Finally, FCA has started to consult on various non-COVID-19 related measures, including a number of consultations which were originally scheduled to have been published before now. Firms will need to ensure they have the resource properly to consider and respond to consultations that are key to their business.
We are certainly going to see firms continue to deal with large levels of complaints about how they have dealt with customers during the pandemic. FCA and FOS have already published various guidance, and it is clear that, as firms complete their reviews of complaints, FOS is braced for the influx. We can expect many complaints about insurance policies that have not paid out where consumers and SMEs expected them to (rightly or wrongly) and there will be significant work for the relevant parts of the insurance market in assessing current and future and reassessing past claims in the light of both the judgement in the Business Interruption Insurance test case and any pronouncements that may (in fact, almost certainly will) come from FCA as complaint themes become clear. FOS has already noted, as of the end of August, 3,500 complaints related to COVID-19, over half about insurance-related, but a fair few about refusals of payment deferral applications and, from SMEs, on declines in CBILS and BBLS applications. FCA has already stressed that firms must handle complaints as efficiently as possible with no reduction in quality, and has noted its expectations on responsible senior managers to check prompt payments and vulnerable customers (whether individual or SME) are appropriately treated.
Last, but most certainly not least, is how firms will be dealing with customers in the coming months. How they do this will depend on their business and customer base, but will also dictate their response in each of the categories discussed above. As FCA Guidance mutates over the coming months, firms will need to adapt appropriately. For firms in the consumer and SME lending and insurance space, there will be no BAU for quite some time to come. Some things are clear – such as the need for a policy for treatment of customers coming out of payment holidays, or who may still need forbearance. Firms will also need to take accounts of the upcoming Breathing Space regulations and prepare to adapt their policies and procedures to comply with these. For insurers, much work will be done on policy scope and wordings, looking at how products should be adapting to the risks, and how to treat renewals of products that may no longer be fit for purpose.
Increasingly, it seems, they will need to have in mind what the "normal" rules are, but issues of affordability, communication and acting in the best interests of the customer will not be normal. Even a crystal ball cannot tell how quickly the temporary measures will change, when they may end or whether they may need to be reimposed. If there is a second wave, though, the risks will not be quite the same, and regulation will have to adapt in any event. Firms will need to make sure their plans and their resourcing will be ready to deal with changes, whatever form they may take, and sometimes in short order.

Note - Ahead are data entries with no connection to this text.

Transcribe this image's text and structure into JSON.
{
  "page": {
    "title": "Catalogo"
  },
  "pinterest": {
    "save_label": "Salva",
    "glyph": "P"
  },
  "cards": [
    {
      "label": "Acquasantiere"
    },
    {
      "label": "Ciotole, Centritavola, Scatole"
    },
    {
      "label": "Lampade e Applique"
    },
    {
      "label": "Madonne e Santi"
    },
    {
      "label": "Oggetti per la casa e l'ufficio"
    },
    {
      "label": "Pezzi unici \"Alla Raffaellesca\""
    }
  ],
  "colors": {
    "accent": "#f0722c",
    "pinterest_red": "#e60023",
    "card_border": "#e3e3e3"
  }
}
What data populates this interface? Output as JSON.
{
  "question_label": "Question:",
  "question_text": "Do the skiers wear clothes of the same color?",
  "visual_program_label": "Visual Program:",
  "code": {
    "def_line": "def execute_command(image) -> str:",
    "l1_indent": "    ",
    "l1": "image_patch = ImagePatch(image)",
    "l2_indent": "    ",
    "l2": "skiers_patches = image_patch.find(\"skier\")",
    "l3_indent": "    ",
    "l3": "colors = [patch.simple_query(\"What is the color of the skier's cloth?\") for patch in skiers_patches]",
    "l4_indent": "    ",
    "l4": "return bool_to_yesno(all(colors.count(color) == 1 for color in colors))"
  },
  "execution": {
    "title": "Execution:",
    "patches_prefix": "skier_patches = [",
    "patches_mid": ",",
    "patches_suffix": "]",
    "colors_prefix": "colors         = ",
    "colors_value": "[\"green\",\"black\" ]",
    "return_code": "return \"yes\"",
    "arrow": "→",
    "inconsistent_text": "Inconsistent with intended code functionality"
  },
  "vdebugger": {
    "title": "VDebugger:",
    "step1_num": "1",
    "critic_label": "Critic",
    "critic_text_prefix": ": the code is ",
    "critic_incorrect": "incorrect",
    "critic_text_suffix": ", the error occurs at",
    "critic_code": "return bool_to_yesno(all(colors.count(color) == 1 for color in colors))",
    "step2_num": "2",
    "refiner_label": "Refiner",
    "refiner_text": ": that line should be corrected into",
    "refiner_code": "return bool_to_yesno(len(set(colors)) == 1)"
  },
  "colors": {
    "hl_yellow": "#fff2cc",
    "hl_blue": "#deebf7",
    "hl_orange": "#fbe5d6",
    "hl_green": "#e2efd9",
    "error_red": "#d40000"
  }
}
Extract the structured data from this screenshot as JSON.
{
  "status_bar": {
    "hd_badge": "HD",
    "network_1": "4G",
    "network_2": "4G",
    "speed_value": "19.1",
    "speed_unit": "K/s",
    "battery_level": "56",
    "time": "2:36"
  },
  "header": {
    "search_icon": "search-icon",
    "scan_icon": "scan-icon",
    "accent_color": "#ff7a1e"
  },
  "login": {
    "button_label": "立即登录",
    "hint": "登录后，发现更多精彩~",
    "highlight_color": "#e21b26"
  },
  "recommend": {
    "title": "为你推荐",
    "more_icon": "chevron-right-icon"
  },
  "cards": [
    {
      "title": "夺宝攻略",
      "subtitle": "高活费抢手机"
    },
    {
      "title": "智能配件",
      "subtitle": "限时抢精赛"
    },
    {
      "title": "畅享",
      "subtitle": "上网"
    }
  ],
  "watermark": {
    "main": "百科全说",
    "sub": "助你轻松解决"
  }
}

What can we conclude? Mainly, that "normal" is going to be a moveable feast well past the end of 2020, but that so far as possible, the financial services world needs to adopt the best form of "business as usual". In some respects, firms can (and sometimes must) return to compliance with the rules as they were before lockdown. But treating customers fairly and acting in their best interests has taken on new aspects, and these will evolve as the circumstances of individuals and businesses change. And when and how they will changes will depend not least on three very unknown factors – COVID-19, the economy and Brexit.